"All bode well for Day 3. We were now in an area with few tracks, and the Forestry Commission District office weren’t as keen on old fellas on old bikes playing at Last of the Summer Wine. Les was on little tigger (the Tiger Cub), and it did well. Frank was in the van.

"Just after starting, Les and I rode a stretch of forest track that had established public right of way; typical forest track with some large wet depressions. Soon after we were stopped on a minor road by a farmer. He asked us to park up while they drove some cows down the road. As we waited for the herd, a lady joined us who was helping with the cows.

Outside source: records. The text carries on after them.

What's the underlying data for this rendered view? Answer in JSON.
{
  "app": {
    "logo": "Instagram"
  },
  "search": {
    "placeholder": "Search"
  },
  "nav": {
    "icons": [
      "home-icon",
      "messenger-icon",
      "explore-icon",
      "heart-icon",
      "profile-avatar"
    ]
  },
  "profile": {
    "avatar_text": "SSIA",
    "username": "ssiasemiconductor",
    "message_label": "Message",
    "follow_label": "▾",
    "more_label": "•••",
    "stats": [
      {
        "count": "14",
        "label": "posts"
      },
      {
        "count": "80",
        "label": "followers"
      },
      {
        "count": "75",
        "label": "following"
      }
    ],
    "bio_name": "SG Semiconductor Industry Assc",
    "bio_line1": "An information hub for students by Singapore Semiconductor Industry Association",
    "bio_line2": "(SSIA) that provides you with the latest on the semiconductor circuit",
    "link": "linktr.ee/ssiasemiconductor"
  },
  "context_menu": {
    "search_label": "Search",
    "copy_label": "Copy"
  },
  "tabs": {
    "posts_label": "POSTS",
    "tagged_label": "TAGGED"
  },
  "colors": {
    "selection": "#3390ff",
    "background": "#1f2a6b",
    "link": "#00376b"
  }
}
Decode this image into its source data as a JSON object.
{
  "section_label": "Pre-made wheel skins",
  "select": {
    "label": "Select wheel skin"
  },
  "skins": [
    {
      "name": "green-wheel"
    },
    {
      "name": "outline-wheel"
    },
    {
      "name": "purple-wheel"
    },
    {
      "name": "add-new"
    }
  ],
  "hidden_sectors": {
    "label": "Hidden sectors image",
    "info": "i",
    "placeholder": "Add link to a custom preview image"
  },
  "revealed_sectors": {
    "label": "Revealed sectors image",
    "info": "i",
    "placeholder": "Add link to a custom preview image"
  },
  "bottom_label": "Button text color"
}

She saw the Cancer Research UK sticker on the bike and we explained what we were doing. Without further ado, she took out the only money in her pocket, a £10 note, and donated it. These moments are precious.

"We rode along empty country lanes with great views of the Tay; all was good. Before long, Les and I pulled into a rest stop overlooking the Tay Bridge for a coffee break. While there we got a text from Frank saying he had already found a cafe in Letham for lunch. Crossing the bridge, we soon left behind the busy fringes of Dundee, swapping them for country lanes to Letham, where we found Frank, woke him up and went for lunch. Ever had African soup? we did, and it's good!

"The guys swapped driving/riding duty. Frank and I carried on with the country lanes, Brechin and Fettercairn, lovely places both, came and went. Several emails had recommended the Cairn-O-Mount road, so up it we went to Banchory.

"Great scenery, great bends, lovely views. The road was larger than imagined, but worth travelling when you get the chance.

"This leg, Bridge of Earn to Banchory, was one of the shortest and by far had least un-surfaced road, but we were ready for an easier day after the previous two. It was still a fair way, but we knew we had time."

NEXT: Goals met.